TASK GOAL: When the string "Anywhere" is part of a line in the data below, report the whole line.

RECORDS SUPPLIED:
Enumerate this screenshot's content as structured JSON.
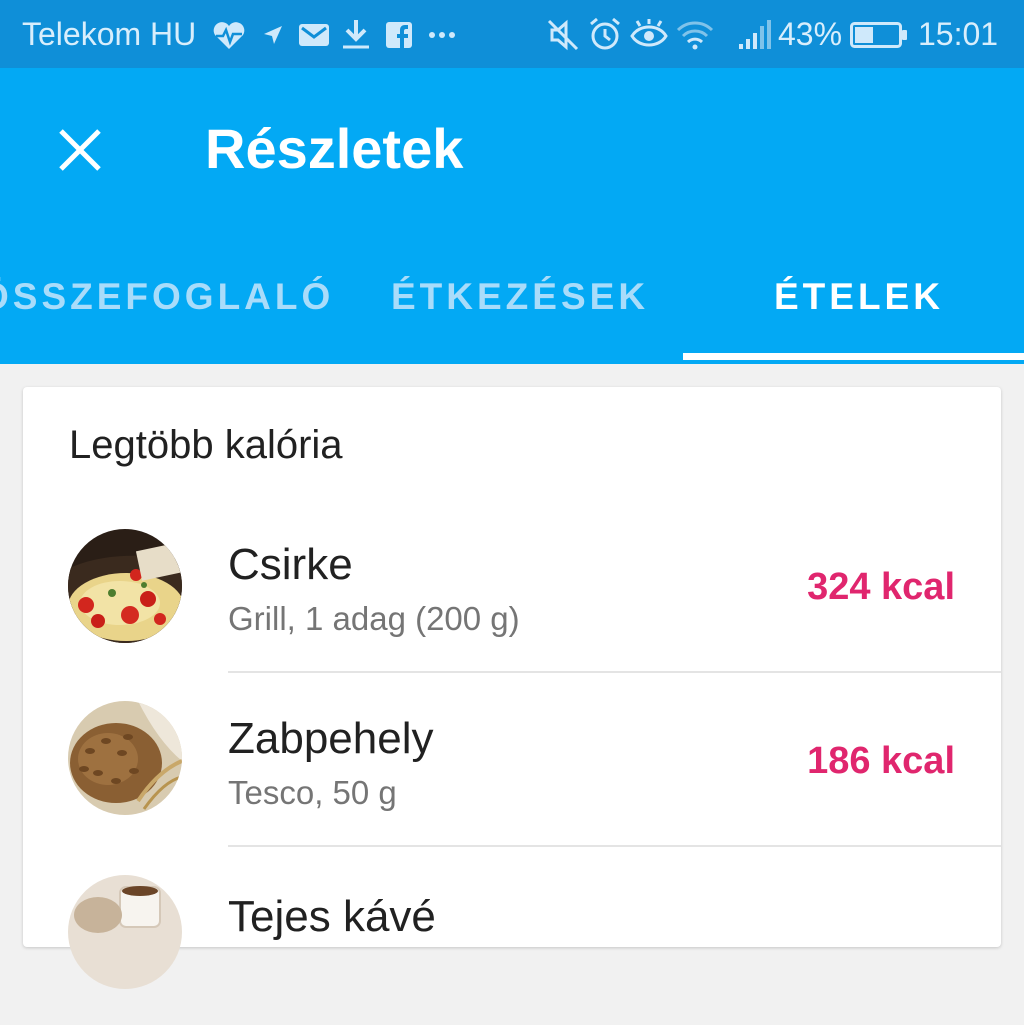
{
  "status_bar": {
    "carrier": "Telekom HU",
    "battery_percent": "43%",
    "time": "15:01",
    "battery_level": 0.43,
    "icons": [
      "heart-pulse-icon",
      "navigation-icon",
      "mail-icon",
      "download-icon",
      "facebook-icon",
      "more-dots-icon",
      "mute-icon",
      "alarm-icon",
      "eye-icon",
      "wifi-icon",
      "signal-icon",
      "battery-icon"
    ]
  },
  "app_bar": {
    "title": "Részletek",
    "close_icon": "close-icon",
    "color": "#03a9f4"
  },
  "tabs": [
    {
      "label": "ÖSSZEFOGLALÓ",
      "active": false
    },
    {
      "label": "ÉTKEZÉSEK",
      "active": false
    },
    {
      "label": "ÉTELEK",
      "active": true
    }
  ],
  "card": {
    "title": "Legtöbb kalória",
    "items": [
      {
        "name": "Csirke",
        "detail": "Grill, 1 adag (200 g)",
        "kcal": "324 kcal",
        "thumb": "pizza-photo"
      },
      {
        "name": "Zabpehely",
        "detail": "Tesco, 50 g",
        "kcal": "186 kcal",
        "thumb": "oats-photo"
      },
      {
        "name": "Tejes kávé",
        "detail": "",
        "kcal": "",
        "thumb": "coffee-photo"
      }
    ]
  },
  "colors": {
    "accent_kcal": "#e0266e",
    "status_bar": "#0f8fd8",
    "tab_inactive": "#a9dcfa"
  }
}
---
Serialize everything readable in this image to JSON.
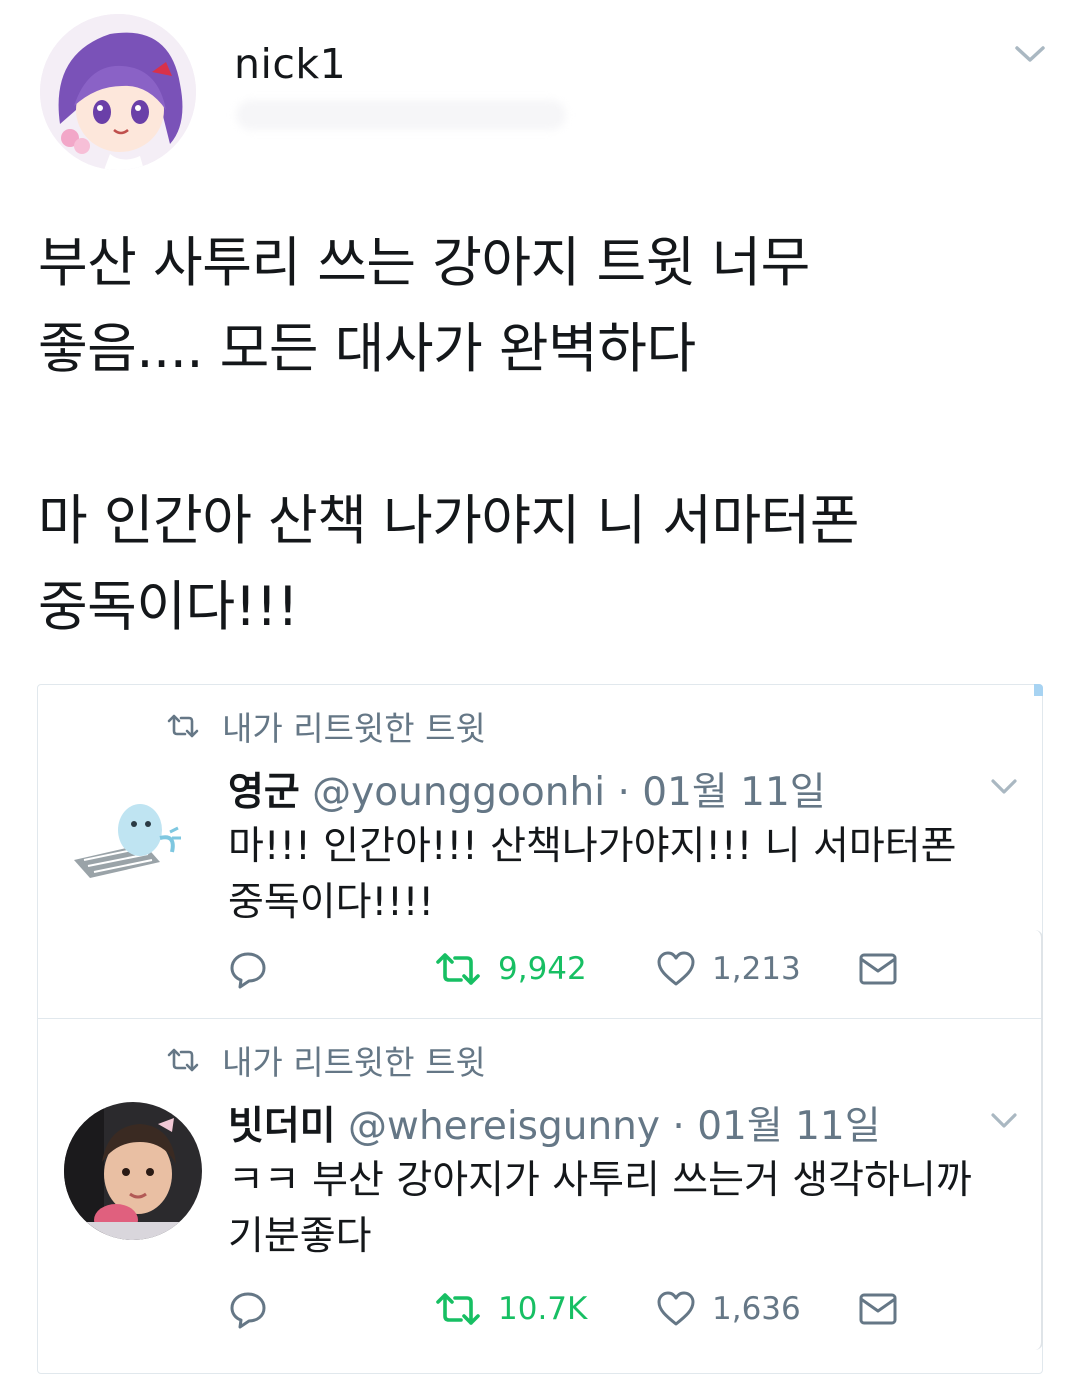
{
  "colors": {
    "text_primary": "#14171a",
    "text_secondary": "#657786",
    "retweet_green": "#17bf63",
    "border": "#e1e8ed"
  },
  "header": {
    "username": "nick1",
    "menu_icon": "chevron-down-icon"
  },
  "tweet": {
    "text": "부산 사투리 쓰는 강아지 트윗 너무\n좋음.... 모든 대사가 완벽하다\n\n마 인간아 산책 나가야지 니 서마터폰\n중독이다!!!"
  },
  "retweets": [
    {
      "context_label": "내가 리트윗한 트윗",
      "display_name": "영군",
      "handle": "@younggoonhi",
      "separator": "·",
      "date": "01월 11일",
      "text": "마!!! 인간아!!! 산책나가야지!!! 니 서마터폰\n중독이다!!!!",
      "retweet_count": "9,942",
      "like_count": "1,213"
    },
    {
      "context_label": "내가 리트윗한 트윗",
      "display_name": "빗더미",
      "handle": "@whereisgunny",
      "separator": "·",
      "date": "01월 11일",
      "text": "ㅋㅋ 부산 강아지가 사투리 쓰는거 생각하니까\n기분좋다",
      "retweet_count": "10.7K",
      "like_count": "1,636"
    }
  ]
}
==
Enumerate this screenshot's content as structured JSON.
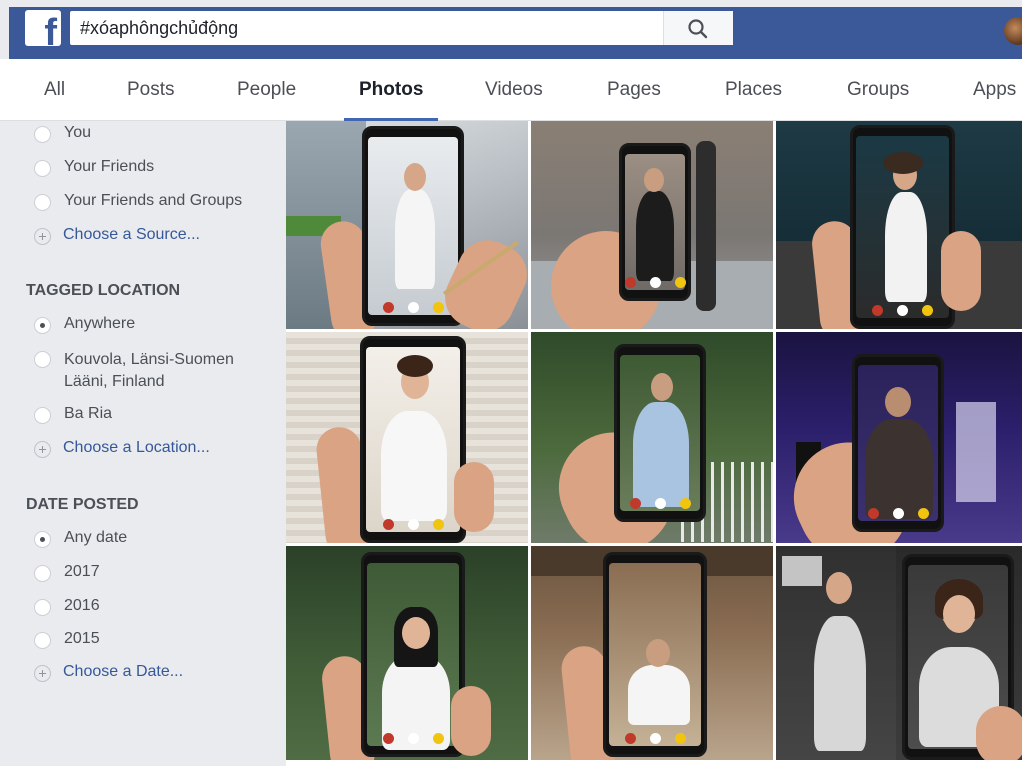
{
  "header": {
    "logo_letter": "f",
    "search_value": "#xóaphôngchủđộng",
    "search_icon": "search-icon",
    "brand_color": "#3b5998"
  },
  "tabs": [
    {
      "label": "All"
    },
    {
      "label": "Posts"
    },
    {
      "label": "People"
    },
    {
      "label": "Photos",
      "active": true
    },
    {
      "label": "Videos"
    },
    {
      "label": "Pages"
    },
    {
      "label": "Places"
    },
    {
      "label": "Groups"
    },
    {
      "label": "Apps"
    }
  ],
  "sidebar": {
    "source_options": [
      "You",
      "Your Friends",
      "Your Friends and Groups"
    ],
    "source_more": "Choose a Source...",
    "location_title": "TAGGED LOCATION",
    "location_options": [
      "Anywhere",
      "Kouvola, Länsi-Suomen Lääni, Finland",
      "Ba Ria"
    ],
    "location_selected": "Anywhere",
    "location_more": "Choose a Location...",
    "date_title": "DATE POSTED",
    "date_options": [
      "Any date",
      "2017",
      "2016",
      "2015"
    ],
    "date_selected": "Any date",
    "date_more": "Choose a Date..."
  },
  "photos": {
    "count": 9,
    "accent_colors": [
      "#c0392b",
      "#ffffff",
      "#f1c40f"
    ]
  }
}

SOLUTION BELOW:
      "Anywhere",
    "location_selected": "Anywhere",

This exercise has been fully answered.